Data about app and page elements:
___
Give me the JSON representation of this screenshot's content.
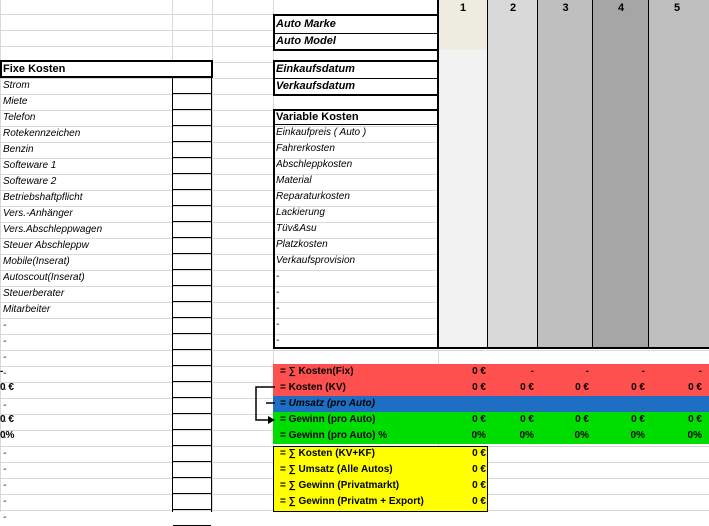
{
  "columns": [
    "1",
    "2",
    "3",
    "4",
    "5"
  ],
  "auto": {
    "marke_label": "Auto Marke",
    "model_label": "Auto Model",
    "einkauf_label": "Einkaufsdatum",
    "verkauf_label": "Verkaufsdatum"
  },
  "fixe_kosten": {
    "header": "Fixe Kosten",
    "items": [
      "Strom",
      "Miete",
      "Telefon",
      "Rotekennzeichen",
      "Benzin",
      "Softeware 1",
      "Softeware 2",
      "Betriebshaftpflicht",
      "Vers.-Anhänger",
      "Vers.Abschleppwagen",
      "Steuer Abschleppw",
      "Mobile(Inserat)",
      "Autoscout(Inserat)",
      "Steuerberater",
      "Mitarbeiter",
      "-",
      "-",
      "-",
      "-",
      "-",
      "-",
      "-",
      "-",
      "-",
      "-",
      "-",
      "-",
      "-"
    ]
  },
  "variable_kosten": {
    "header": "Variable Kosten",
    "items": [
      "Einkaufpreis ( Auto )",
      "Fahrerkosten",
      "Abschleppkosten",
      "Material",
      "Reparaturkosten",
      "Lackierung",
      "Tüv&Asu",
      "Platzkosten",
      "Verkaufsprovision",
      "-",
      "-",
      "-",
      "-",
      "-"
    ]
  },
  "summary": [
    {
      "label": "= ∑ Kosten(Fix)",
      "values": [
        "0 €",
        "-",
        "-",
        "-",
        "-",
        "-"
      ],
      "color": "#ff5050"
    },
    {
      "label": "= Kosten (KV)",
      "values": [
        "0 €",
        "0 €",
        "0 €",
        "0 €",
        "0 €",
        "0 €"
      ],
      "color": "#ff5050"
    },
    {
      "label": "= Umsatz (pro Auto)",
      "values": [
        "",
        "",
        "",
        "",
        "",
        ""
      ],
      "color": "#1e6fc4"
    },
    {
      "label": "= Gewinn (pro Auto)",
      "values": [
        "0 €",
        "0 €",
        "0 €",
        "0 €",
        "0 €",
        "0 €"
      ],
      "color": "#00dd00"
    },
    {
      "label": "= Gewinn (pro Auto) %",
      "values": [
        "0%",
        "0%",
        "0%",
        "0%",
        "0%",
        "0%"
      ],
      "color": "#00dd00"
    }
  ],
  "totals": {
    "color": "#ffff00",
    "rows": [
      {
        "label": "= ∑ Kosten (KV+KF)",
        "value": "0 €"
      },
      {
        "label": "= ∑ Umsatz (Alle Autos)",
        "value": "0 €"
      },
      {
        "label": "= ∑ Gewinn (Privatmarkt)",
        "value": "0 €"
      },
      {
        "label": "= ∑ Gewinn (Privatm + Export)",
        "value": "0 €"
      }
    ]
  }
}
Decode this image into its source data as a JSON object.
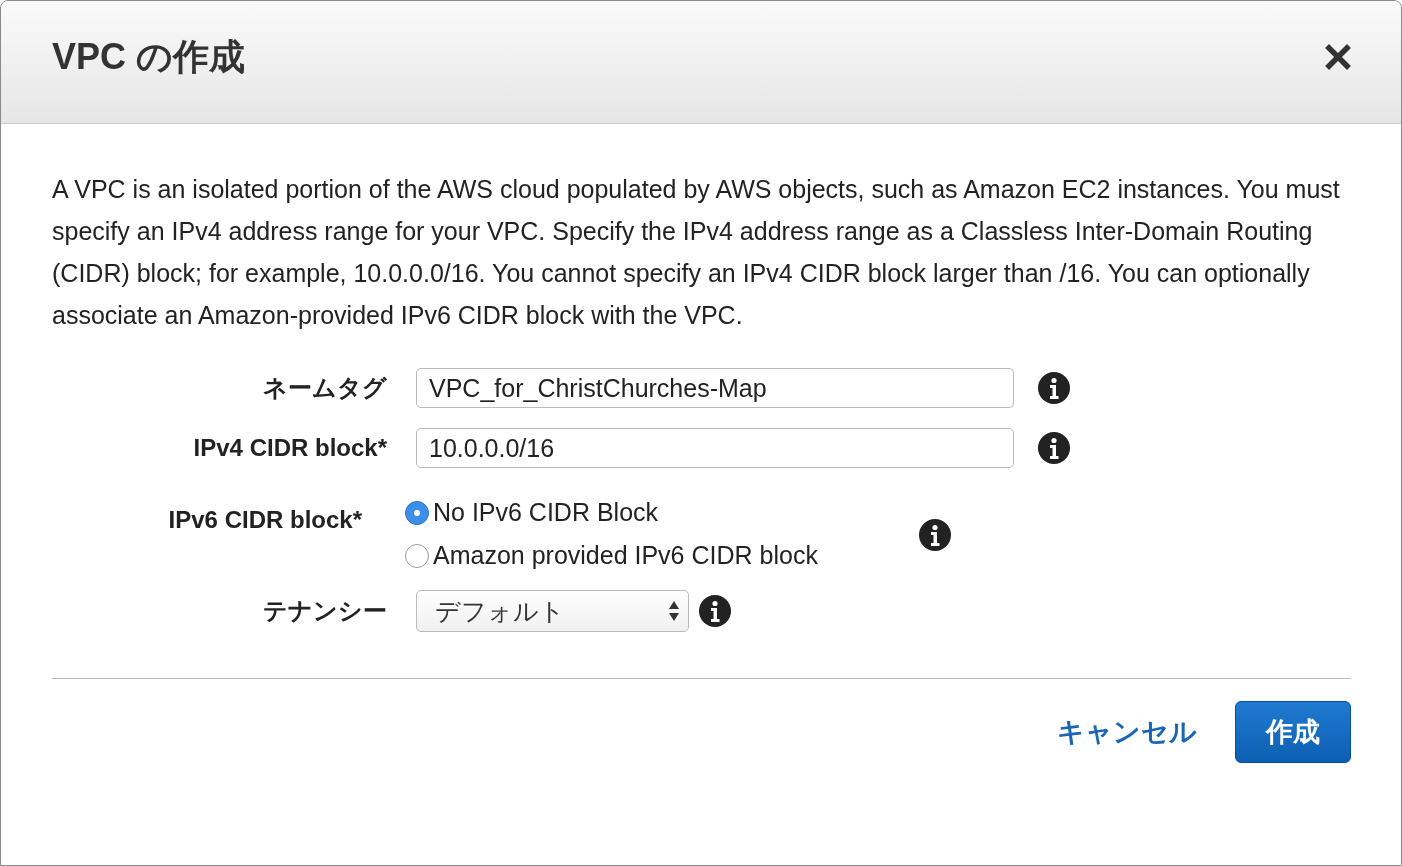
{
  "dialog": {
    "title": "VPC の作成",
    "description": "A VPC is an isolated portion of the AWS cloud populated by AWS objects, such as Amazon EC2 instances. You must specify an IPv4 address range for your VPC. Specify the IPv4 address range as a Classless Inter-Domain Routing (CIDR) block; for example, 10.0.0.0/16. You cannot specify an IPv4 CIDR block larger than /16. You can optionally associate an Amazon-provided IPv6 CIDR block with the VPC.",
    "fields": [
      {
        "kind": "text",
        "label": "ネームタグ",
        "value": "VPC_for_ChristChurches-Map"
      },
      {
        "kind": "text",
        "label": "IPv4 CIDR block*",
        "value": "10.0.0.0/16"
      },
      {
        "kind": "radio",
        "label": "IPv6 CIDR block*",
        "options": [
          {
            "label": "No IPv6 CIDR Block",
            "selected": true
          },
          {
            "label": "Amazon provided IPv6 CIDR block",
            "selected": false
          }
        ]
      },
      {
        "kind": "select",
        "label": "テナンシー",
        "value": "デフォルト"
      }
    ],
    "buttons": [
      {
        "kind": "link",
        "label": "キャンセル"
      },
      {
        "kind": "primary",
        "label": "作成"
      }
    ]
  }
}
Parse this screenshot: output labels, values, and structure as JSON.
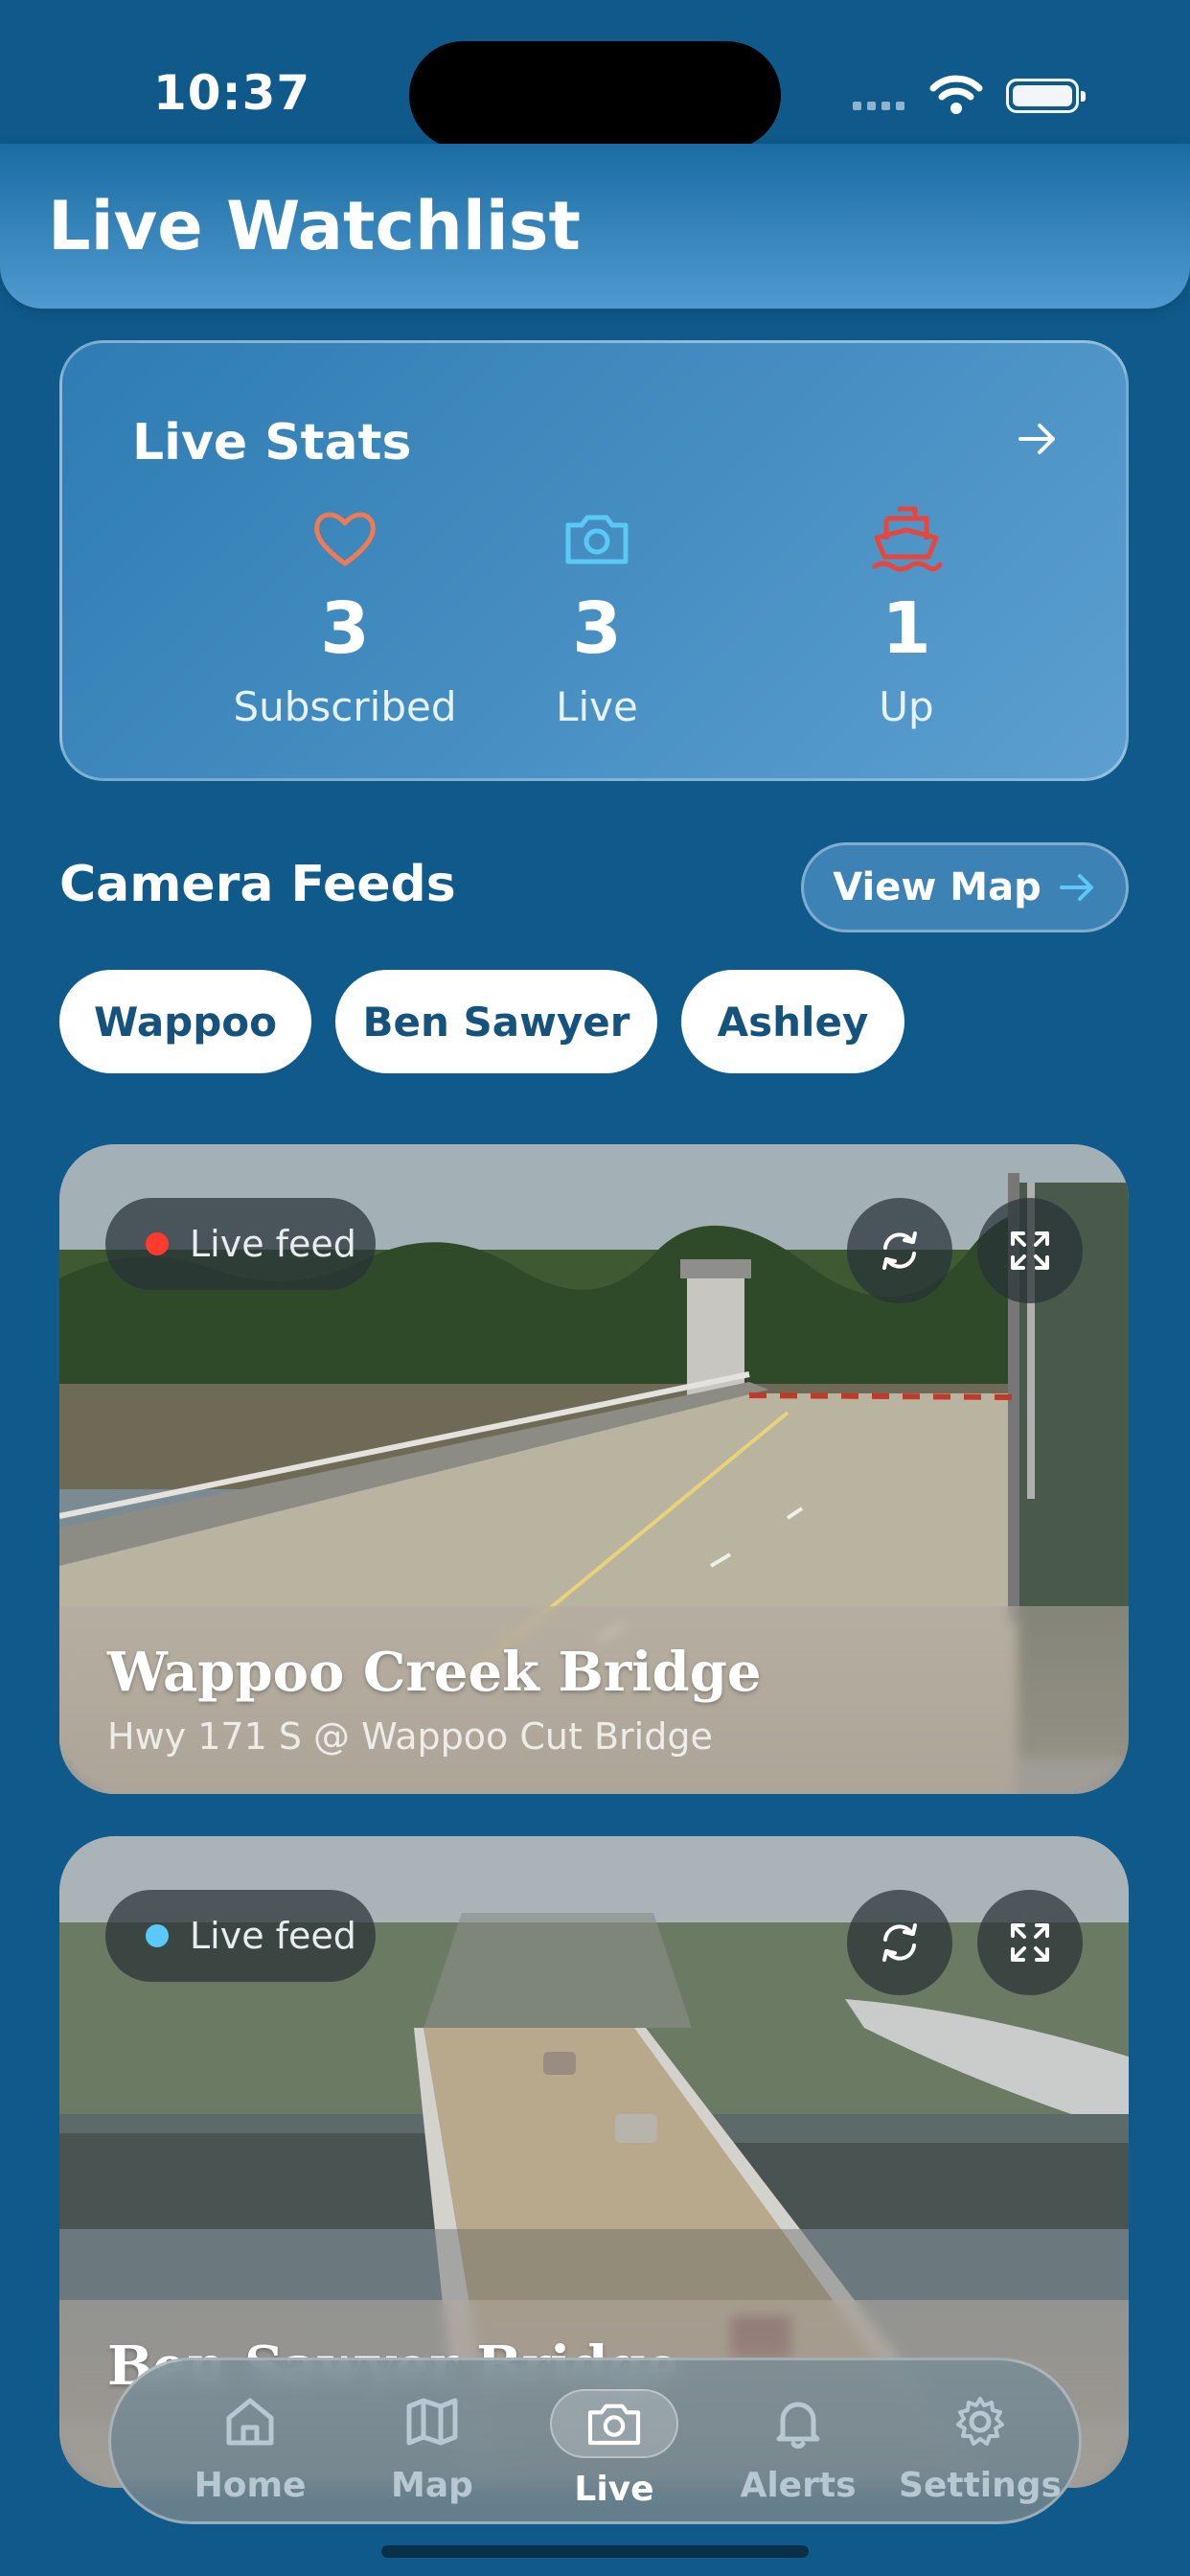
{
  "status_bar": {
    "time": "10:37"
  },
  "header": {
    "title": "Live Watchlist"
  },
  "stats": {
    "title": "Live Stats",
    "items": [
      {
        "icon": "heart-icon",
        "value": "3",
        "label": "Subscribed",
        "color": "#f07b52"
      },
      {
        "icon": "camera-icon",
        "value": "3",
        "label": "Live",
        "color": "#5bc8f5"
      },
      {
        "icon": "ship-icon",
        "value": "1",
        "label": "Up",
        "color": "#e8453c"
      }
    ]
  },
  "feeds_section": {
    "title": "Camera Feeds",
    "view_map_label": "View Map",
    "chips": [
      "Wappoo",
      "Ben Sawyer",
      "Ashley"
    ]
  },
  "feeds": [
    {
      "badge": "Live feed",
      "badge_color": "#ff3b30",
      "name": "Wappoo Creek Bridge",
      "subtitle": "Hwy 171 S @ Wappoo Cut Bridge"
    },
    {
      "badge": "Live feed",
      "badge_color": "#5ac8fa",
      "name": "Ben Sawyer Bridge",
      "subtitle": ""
    }
  ],
  "tabbar": {
    "items": [
      {
        "icon": "home-icon",
        "label": "Home"
      },
      {
        "icon": "map-icon",
        "label": "Map"
      },
      {
        "icon": "camera-icon",
        "label": "Live"
      },
      {
        "icon": "bell-icon",
        "label": "Alerts"
      },
      {
        "icon": "gear-icon",
        "label": "Settings"
      }
    ],
    "active": "Live"
  },
  "colors": {
    "background": "#0f5a8b",
    "accent": "#15527d"
  }
}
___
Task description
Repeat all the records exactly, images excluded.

Finished task
Give me the JSON representation of this screenshot's content.
{
  "columns": [
    "1",
    "2",
    "3",
    "4",
    "5"
  ],
  "auto": {
    "marke_label": "Auto Marke",
    "model_label": "Auto Model",
    "einkauf_label": "Einkaufsdatum",
    "verkauf_label": "Verkaufsdatum"
  },
  "fixe_kosten": {
    "header": "Fixe Kosten",
    "items": [
      "Strom",
      "Miete",
      "Telefon",
      "Rotekennzeichen",
      "Benzin",
      "Softeware 1",
      "Softeware 2",
      "Betriebshaftpflicht",
      "Vers.-Anhänger",
      "Vers.Abschleppwagen",
      "Steuer Abschleppw",
      "Mobile(Inserat)",
      "Autoscout(Inserat)",
      "Steuerberater",
      "Mitarbeiter",
      "-",
      "-",
      "-",
      "-",
      "-",
      "-",
      "-",
      "-",
      "-",
      "-",
      "-",
      "-",
      "-"
    ]
  },
  "variable_kosten": {
    "header": "Variable Kosten",
    "items": [
      "Einkaufpreis ( Auto )",
      "Fahrerkosten",
      "Abschleppkosten",
      "Material",
      "Reparaturkosten",
      "Lackierung",
      "Tüv&Asu",
      "Platzkosten",
      "Verkaufsprovision",
      "-",
      "-",
      "-",
      "-",
      "-"
    ]
  },
  "summary": [
    {
      "label": "= ∑ Kosten(Fix)",
      "values": [
        "0 €",
        "-",
        "-",
        "-",
        "-",
        "-"
      ],
      "color": "#ff5050"
    },
    {
      "label": "= Kosten (KV)",
      "values": [
        "0 €",
        "0 €",
        "0 €",
        "0 €",
        "0 €",
        "0 €"
      ],
      "color": "#ff5050"
    },
    {
      "label": "= Umsatz (pro Auto)",
      "values": [
        "",
        "",
        "",
        "",
        "",
        ""
      ],
      "color": "#1e6fc4"
    },
    {
      "label": "= Gewinn (pro Auto)",
      "values": [
        "0 €",
        "0 €",
        "0 €",
        "0 €",
        "0 €",
        "0 €"
      ],
      "color": "#00dd00"
    },
    {
      "label": "= Gewinn (pro Auto) %",
      "values": [
        "0%",
        "0%",
        "0%",
        "0%",
        "0%",
        "0%"
      ],
      "color": "#00dd00"
    }
  ],
  "totals": {
    "color": "#ffff00",
    "rows": [
      {
        "label": "= ∑ Kosten (KV+KF)",
        "value": "0 €"
      },
      {
        "label": "= ∑ Umsatz (Alle Autos)",
        "value": "0 €"
      },
      {
        "label": "= ∑ Gewinn (Privatmarkt)",
        "value": "0 €"
      },
      {
        "label": "= ∑ Gewinn (Privatm + Export)",
        "value": "0 €"
      }
    ]
  }
}
Decode this image into its source data as a JSON object.
{
  "dialog": {
    "title": "VPC の作成",
    "description": "A VPC is an isolated portion of the AWS cloud populated by AWS objects, such as Amazon EC2 instances. You must specify an IPv4 address range for your VPC. Specify the IPv4 address range as a Classless Inter-Domain Routing (CIDR) block; for example, 10.0.0.0/16. You cannot specify an IPv4 CIDR block larger than /16. You can optionally associate an Amazon-provided IPv6 CIDR block with the VPC.",
    "fields": [
      {
        "kind": "text",
        "label": "ネームタグ",
        "value": "VPC_for_ChristChurches-Map"
      },
      {
        "kind": "text",
        "label": "IPv4 CIDR block*",
        "value": "10.0.0.0/16"
      },
      {
        "kind": "radio",
        "label": "IPv6 CIDR block*",
        "options": [
          {
            "label": "No IPv6 CIDR Block",
            "selected": true
          },
          {
            "label": "Amazon provided IPv6 CIDR block",
            "selected": false
          }
        ]
      },
      {
        "kind": "select",
        "label": "テナンシー",
        "value": "デフォルト"
      }
    ],
    "buttons": [
      {
        "kind": "link",
        "label": "キャンセル"
      },
      {
        "kind": "primary",
        "label": "作成"
      }
    ]
  }
}
Parse this screenshot: output labels, values, and structure as JSON.
{
  "status_bar": {
    "time": "10:37"
  },
  "header": {
    "title": "Live Watchlist"
  },
  "stats": {
    "title": "Live Stats",
    "items": [
      {
        "icon": "heart-icon",
        "value": "3",
        "label": "Subscribed",
        "color": "#f07b52"
      },
      {
        "icon": "camera-icon",
        "value": "3",
        "label": "Live",
        "color": "#5bc8f5"
      },
      {
        "icon": "ship-icon",
        "value": "1",
        "label": "Up",
        "color": "#e8453c"
      }
    ]
  },
  "feeds_section": {
    "title": "Camera Feeds",
    "view_map_label": "View Map",
    "chips": [
      "Wappoo",
      "Ben Sawyer",
      "Ashley"
    ]
  },
  "feeds": [
    {
      "badge": "Live feed",
      "badge_color": "#ff3b30",
      "name": "Wappoo Creek Bridge",
      "subtitle": "Hwy 171 S @ Wappoo Cut Bridge"
    },
    {
      "badge": "Live feed",
      "badge_color": "#5ac8fa",
      "name": "Ben Sawyer Bridge",
      "subtitle": ""
    }
  ],
  "tabbar": {
    "items": [
      {
        "icon": "home-icon",
        "label": "Home"
      },
      {
        "icon": "map-icon",
        "label": "Map"
      },
      {
        "icon": "camera-icon",
        "label": "Live"
      },
      {
        "icon": "bell-icon",
        "label": "Alerts"
      },
      {
        "icon": "gear-icon",
        "label": "Settings"
      }
    ],
    "active": "Live"
  },
  "colors": {
    "background": "#0f5a8b",
    "accent": "#15527d"
  }
}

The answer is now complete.